Ethiopia: 7 dead in stadium build blast in Addis Ababa

source:; author: michał

Ethiopia: 7 dead in stadium build blast in Addis Ababa After a failed cover-up effort the Addis Standard has confirmed that 7 workers were killed in a blast and resulting fire, while 12 further have been injured. One more case of how Chinese contractors mistreat local workforce during African projects.


Chinese State Engineering Corporation Ltd (CSCEC) is under fire after local journalists of the Addis Standard revealed a story that was not intended to reach the media. On August 8 the construction site of Ethiopia's national stadium was the place of a gas cylinder explosion.

The blast happened inside one of 19 dormitories for local workers, when most of them were going to sleep.
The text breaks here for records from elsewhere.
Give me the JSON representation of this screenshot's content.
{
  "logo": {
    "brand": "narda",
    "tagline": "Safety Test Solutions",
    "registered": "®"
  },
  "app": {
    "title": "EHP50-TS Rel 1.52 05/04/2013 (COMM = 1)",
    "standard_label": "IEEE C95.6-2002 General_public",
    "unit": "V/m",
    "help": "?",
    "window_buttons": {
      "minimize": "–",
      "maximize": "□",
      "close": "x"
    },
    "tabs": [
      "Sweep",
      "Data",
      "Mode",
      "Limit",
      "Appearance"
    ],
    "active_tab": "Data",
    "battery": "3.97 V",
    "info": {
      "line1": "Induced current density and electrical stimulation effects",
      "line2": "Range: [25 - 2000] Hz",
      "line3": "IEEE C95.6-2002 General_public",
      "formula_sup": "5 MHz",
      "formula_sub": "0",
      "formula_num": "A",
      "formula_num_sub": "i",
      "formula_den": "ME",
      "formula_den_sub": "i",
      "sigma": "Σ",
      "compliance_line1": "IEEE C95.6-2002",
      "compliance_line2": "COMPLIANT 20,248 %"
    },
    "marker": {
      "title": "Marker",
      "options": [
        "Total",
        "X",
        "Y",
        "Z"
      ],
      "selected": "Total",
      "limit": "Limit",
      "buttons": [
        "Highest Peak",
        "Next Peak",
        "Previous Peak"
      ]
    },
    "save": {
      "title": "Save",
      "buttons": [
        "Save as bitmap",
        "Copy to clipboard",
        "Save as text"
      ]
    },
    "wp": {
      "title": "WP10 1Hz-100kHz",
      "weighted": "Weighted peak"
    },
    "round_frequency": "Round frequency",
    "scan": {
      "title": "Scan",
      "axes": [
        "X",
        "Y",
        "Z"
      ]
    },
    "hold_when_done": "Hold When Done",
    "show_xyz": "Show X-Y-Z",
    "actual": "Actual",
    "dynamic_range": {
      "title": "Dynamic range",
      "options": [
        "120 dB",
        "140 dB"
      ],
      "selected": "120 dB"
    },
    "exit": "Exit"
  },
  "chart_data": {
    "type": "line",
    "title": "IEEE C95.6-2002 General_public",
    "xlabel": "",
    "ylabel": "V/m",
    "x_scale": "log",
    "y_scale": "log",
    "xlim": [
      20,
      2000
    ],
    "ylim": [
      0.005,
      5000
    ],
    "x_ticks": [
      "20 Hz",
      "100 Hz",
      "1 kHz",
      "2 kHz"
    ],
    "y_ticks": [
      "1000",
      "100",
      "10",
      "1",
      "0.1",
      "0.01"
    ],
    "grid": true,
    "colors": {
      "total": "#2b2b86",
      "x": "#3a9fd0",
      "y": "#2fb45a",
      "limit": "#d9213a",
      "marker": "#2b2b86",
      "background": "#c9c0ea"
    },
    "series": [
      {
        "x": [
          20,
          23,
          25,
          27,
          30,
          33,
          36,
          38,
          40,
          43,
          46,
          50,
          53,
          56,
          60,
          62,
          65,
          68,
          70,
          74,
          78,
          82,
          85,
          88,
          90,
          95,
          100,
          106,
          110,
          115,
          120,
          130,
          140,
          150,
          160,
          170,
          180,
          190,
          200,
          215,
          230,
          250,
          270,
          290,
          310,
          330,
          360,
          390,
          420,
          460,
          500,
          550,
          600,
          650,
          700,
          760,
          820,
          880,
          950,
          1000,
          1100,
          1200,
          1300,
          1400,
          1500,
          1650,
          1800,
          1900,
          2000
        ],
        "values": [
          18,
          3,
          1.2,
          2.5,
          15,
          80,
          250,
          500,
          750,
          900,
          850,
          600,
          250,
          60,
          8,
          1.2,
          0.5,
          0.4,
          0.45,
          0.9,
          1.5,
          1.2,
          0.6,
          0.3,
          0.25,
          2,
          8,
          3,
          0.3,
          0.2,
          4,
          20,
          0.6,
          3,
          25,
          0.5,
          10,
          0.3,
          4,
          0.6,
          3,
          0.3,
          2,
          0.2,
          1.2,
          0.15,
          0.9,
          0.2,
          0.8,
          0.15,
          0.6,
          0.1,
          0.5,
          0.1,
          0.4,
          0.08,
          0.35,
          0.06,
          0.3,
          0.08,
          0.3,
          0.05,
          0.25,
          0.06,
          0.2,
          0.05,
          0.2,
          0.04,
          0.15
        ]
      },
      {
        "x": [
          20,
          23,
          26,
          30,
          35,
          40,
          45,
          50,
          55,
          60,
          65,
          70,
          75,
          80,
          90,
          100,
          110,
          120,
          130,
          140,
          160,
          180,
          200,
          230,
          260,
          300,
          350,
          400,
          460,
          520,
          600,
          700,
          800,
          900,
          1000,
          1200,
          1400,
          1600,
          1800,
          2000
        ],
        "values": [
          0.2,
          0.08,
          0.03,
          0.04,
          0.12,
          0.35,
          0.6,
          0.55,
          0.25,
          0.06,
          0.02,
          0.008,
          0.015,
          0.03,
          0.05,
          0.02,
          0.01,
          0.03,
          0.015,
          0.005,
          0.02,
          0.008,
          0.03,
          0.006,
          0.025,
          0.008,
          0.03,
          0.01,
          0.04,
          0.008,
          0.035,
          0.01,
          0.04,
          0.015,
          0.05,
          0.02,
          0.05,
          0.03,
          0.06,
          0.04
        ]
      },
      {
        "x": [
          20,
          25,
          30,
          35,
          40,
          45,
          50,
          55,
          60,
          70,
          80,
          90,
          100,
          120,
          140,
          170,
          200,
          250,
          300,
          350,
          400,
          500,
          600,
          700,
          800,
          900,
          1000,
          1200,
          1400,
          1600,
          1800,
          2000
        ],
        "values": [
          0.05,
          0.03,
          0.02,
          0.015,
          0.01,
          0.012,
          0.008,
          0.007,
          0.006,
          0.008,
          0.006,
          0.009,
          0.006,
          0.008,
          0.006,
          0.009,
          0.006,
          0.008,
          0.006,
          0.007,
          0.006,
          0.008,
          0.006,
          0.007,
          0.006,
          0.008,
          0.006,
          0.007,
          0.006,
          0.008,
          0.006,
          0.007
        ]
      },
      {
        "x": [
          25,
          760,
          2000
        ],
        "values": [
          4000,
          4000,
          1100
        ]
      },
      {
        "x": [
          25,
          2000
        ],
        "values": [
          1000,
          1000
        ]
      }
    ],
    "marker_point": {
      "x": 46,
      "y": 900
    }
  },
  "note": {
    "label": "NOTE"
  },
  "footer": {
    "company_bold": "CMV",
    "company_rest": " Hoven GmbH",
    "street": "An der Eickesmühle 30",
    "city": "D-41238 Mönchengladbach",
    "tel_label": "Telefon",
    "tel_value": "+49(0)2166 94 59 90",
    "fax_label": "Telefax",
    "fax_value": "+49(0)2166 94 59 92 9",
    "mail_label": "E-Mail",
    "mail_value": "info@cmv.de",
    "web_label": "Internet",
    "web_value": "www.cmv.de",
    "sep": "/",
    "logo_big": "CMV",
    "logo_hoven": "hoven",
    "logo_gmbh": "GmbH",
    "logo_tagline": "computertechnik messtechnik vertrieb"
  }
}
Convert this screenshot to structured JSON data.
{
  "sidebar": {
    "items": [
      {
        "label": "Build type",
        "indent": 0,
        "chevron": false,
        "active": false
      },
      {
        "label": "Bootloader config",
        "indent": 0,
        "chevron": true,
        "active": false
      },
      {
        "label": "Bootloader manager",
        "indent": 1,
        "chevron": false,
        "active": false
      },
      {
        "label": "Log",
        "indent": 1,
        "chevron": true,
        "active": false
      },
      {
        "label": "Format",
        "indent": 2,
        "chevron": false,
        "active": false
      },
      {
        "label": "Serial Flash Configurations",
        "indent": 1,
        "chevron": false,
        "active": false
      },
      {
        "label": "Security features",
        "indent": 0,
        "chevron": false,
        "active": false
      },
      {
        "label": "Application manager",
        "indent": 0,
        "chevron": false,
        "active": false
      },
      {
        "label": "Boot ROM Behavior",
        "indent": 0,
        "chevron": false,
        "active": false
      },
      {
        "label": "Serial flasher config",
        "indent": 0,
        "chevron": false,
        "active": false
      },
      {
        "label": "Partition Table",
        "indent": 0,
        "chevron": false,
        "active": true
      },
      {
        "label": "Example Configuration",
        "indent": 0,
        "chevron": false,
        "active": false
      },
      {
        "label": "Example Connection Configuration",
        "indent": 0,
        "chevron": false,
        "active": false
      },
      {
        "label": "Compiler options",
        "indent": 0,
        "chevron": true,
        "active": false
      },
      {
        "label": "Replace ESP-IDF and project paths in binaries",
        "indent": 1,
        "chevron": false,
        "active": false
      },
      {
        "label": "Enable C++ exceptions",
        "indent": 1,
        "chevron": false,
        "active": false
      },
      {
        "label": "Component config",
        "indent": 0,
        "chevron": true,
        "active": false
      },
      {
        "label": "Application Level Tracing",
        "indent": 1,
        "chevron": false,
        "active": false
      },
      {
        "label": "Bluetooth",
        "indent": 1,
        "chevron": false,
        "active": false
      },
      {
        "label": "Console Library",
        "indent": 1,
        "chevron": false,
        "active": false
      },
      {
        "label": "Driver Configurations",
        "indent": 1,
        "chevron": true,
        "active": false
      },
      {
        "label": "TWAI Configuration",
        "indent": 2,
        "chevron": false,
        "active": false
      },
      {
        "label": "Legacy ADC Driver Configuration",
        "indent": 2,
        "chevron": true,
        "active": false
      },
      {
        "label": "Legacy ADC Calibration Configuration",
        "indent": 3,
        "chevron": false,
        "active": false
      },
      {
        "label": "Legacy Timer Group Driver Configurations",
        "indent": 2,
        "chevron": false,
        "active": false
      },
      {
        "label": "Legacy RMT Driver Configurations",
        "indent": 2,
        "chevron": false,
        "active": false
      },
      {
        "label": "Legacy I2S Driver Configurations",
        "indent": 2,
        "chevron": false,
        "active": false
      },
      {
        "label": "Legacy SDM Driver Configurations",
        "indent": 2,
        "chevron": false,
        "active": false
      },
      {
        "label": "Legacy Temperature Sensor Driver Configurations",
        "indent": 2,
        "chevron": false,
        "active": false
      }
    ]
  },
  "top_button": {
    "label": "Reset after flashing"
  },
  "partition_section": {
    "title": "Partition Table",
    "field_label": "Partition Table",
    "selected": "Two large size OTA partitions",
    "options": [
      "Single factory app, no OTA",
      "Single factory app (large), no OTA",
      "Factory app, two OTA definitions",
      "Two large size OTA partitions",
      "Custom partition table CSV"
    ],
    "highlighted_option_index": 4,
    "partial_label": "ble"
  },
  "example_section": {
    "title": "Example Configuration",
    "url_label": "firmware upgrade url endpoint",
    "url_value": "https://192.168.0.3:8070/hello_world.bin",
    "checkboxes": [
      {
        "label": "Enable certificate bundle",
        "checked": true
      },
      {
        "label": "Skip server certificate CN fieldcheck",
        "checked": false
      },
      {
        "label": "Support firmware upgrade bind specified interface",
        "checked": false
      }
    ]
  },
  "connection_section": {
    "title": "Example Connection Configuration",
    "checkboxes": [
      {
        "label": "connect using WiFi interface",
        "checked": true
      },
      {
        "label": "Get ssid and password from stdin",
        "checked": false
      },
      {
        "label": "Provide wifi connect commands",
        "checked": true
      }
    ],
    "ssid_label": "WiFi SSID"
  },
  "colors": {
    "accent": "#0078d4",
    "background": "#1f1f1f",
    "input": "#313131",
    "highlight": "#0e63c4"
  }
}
Out of 20 inhabitants 7 were killed and 12 suffered from burns of varying degree, one was outside the building.

Adey Abeba Stadium

Despite its scale, the disaster was hidden from the public and its site reportedly demolished before the story was even published. While circumstances of the incident remain unclear, the reported treatment of victims by the Chinese contractor is very questionable.

Reporting by Samuel Bogale suggests that “families of the deceased who came all the way from Shashemene and Wollo were promised 15,000 Birr (about US$640) each as compensations package to “avoid controversy and potential lawsuits”, but they declined to accept. In addition to that, they were also offered 4,000 Birr (about US$170) for burial costs, which was what they were paid so far. They used it to cover the cost of transporting the bodies of their loved ones to their respective places of birth.”

According to the report Chinese contractors mistreat local workers on a regular basis, not providing them with either boots or gloves. Sleeping conditions are substandard and unsafe, the dormitory damaged in August didn't have any fire extinguisher and could have been partly flammable. While CSCEC argues workers receive money to buy some basic equipment like boots, the workers assure they had never received such funds.

There are roughly 800 local workers on the site with 200 Chinese co-workers. As is the case with numerous Chinese-ran projects throughout Africa, there are numerous accusations of the Chinese treating local employees like slave labour exploiting them and not providing the most basic services.